** Input data follows **

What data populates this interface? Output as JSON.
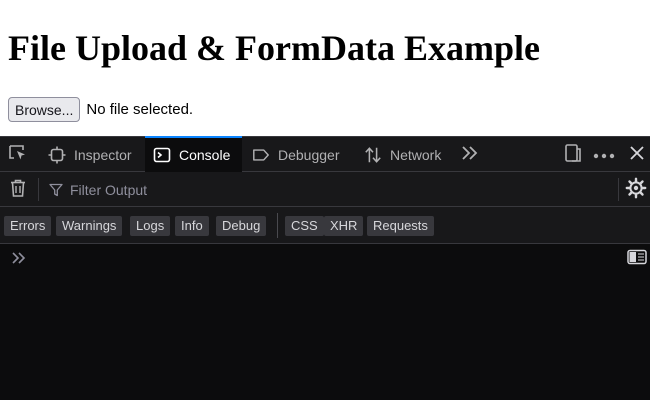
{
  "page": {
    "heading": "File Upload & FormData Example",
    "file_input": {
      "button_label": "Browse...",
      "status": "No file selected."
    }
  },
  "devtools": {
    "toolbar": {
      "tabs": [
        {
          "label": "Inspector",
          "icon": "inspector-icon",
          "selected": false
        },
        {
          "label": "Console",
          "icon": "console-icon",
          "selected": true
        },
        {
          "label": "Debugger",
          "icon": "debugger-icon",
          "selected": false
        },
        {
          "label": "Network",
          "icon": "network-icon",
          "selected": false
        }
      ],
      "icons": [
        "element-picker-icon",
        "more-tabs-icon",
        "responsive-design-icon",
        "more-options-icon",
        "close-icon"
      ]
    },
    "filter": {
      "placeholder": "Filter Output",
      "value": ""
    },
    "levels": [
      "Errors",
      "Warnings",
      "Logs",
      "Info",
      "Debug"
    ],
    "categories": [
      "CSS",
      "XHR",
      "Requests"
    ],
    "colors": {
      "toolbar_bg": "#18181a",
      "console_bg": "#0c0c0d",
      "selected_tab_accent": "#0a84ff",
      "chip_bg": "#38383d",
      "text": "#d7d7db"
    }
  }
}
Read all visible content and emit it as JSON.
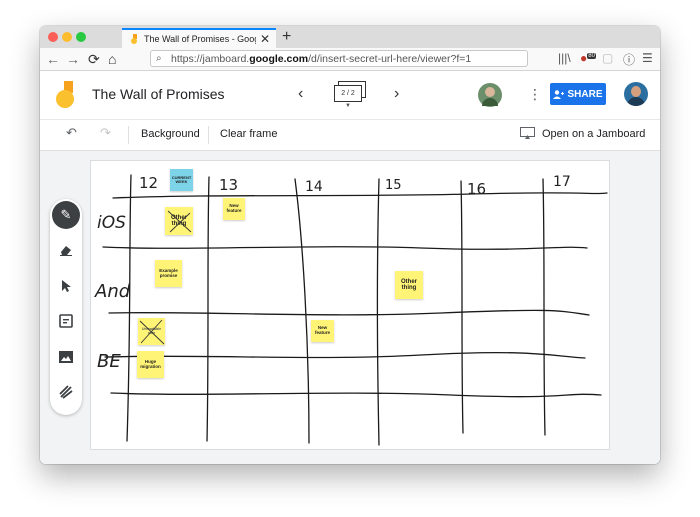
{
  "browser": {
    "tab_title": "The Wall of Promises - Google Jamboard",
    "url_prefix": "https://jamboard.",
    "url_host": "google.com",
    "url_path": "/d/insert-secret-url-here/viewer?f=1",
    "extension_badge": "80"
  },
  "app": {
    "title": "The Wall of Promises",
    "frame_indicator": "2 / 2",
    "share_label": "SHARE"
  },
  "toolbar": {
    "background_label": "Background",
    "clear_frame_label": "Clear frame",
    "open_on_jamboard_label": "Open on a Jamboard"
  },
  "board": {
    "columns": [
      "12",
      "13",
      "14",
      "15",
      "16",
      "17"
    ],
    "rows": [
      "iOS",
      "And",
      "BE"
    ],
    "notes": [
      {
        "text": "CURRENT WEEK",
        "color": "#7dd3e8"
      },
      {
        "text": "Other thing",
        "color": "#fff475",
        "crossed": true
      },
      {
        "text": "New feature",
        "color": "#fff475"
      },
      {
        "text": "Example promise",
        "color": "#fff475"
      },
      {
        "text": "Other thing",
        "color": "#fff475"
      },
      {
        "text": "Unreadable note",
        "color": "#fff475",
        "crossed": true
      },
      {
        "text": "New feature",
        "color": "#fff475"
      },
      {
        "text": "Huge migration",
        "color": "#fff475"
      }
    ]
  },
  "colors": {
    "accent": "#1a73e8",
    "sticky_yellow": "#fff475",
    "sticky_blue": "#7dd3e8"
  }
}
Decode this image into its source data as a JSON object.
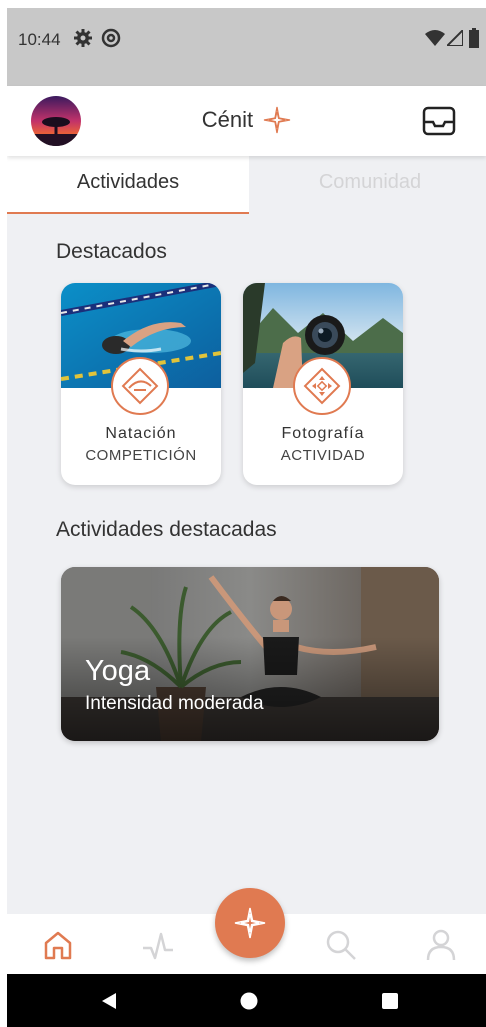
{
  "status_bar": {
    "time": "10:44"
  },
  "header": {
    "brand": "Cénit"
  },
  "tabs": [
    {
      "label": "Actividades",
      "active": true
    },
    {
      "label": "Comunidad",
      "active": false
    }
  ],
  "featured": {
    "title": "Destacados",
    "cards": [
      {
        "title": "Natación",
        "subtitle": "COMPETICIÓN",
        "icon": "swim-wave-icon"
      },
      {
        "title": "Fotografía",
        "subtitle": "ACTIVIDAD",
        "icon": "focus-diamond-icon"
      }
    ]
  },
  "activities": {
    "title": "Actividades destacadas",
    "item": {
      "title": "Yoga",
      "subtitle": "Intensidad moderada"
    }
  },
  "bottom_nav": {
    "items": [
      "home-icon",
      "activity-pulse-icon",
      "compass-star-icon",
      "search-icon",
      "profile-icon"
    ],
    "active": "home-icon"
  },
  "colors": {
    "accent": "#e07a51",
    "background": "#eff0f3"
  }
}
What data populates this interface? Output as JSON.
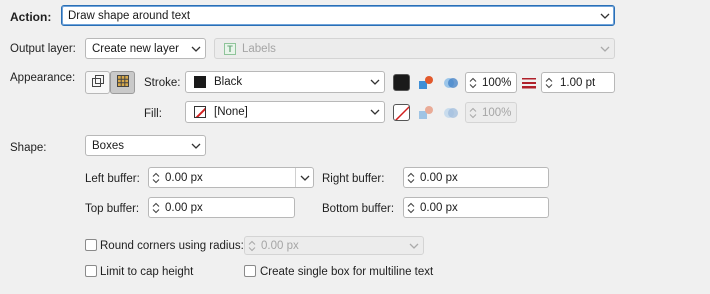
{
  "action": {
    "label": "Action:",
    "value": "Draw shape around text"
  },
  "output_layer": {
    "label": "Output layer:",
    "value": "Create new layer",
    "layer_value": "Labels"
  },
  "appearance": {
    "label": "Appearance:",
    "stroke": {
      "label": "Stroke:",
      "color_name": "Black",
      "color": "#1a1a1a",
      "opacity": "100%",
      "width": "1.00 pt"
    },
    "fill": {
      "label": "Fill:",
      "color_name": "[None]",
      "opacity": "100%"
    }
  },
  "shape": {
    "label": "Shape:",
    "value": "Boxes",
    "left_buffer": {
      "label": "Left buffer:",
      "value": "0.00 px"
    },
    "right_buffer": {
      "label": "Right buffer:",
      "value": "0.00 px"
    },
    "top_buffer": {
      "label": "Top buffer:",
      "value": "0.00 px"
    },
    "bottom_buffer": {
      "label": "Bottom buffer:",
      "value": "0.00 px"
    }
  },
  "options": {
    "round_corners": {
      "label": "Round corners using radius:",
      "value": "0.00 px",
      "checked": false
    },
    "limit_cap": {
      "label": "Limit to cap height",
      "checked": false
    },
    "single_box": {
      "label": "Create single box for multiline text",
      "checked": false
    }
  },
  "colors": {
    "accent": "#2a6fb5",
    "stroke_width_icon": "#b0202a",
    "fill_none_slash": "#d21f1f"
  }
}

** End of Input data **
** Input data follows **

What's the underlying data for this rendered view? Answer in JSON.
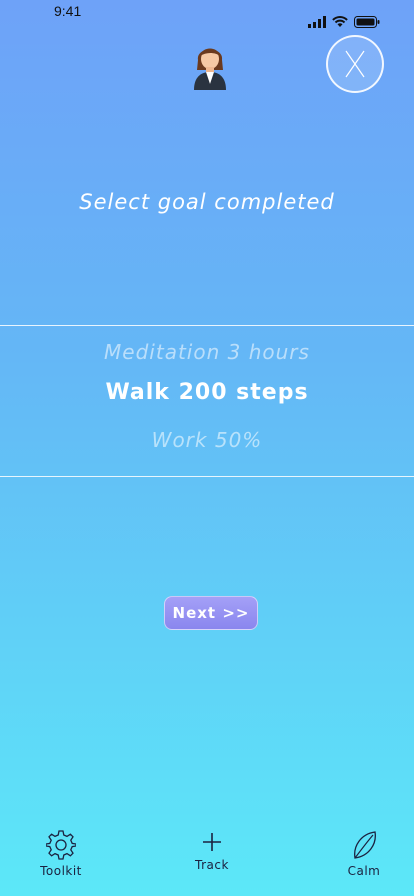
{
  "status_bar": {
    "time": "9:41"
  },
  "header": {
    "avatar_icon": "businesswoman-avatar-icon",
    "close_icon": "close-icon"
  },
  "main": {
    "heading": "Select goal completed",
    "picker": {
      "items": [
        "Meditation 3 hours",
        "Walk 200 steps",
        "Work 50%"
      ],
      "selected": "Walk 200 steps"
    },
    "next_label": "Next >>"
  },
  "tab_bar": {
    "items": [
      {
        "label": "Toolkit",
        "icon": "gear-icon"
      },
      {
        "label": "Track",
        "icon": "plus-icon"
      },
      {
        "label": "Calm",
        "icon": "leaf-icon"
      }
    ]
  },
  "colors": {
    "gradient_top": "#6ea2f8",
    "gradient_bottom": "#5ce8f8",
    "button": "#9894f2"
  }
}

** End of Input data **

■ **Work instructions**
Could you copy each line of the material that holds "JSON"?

■ **Exercise response**
What data populates this interface? Output as JSON.
Read all visible content and emit it as JSON.
Decode this image into its source data as a JSON object.
What data populates this interface? Output as JSON.
What's the underlying data for this rendered view? Answer in JSON.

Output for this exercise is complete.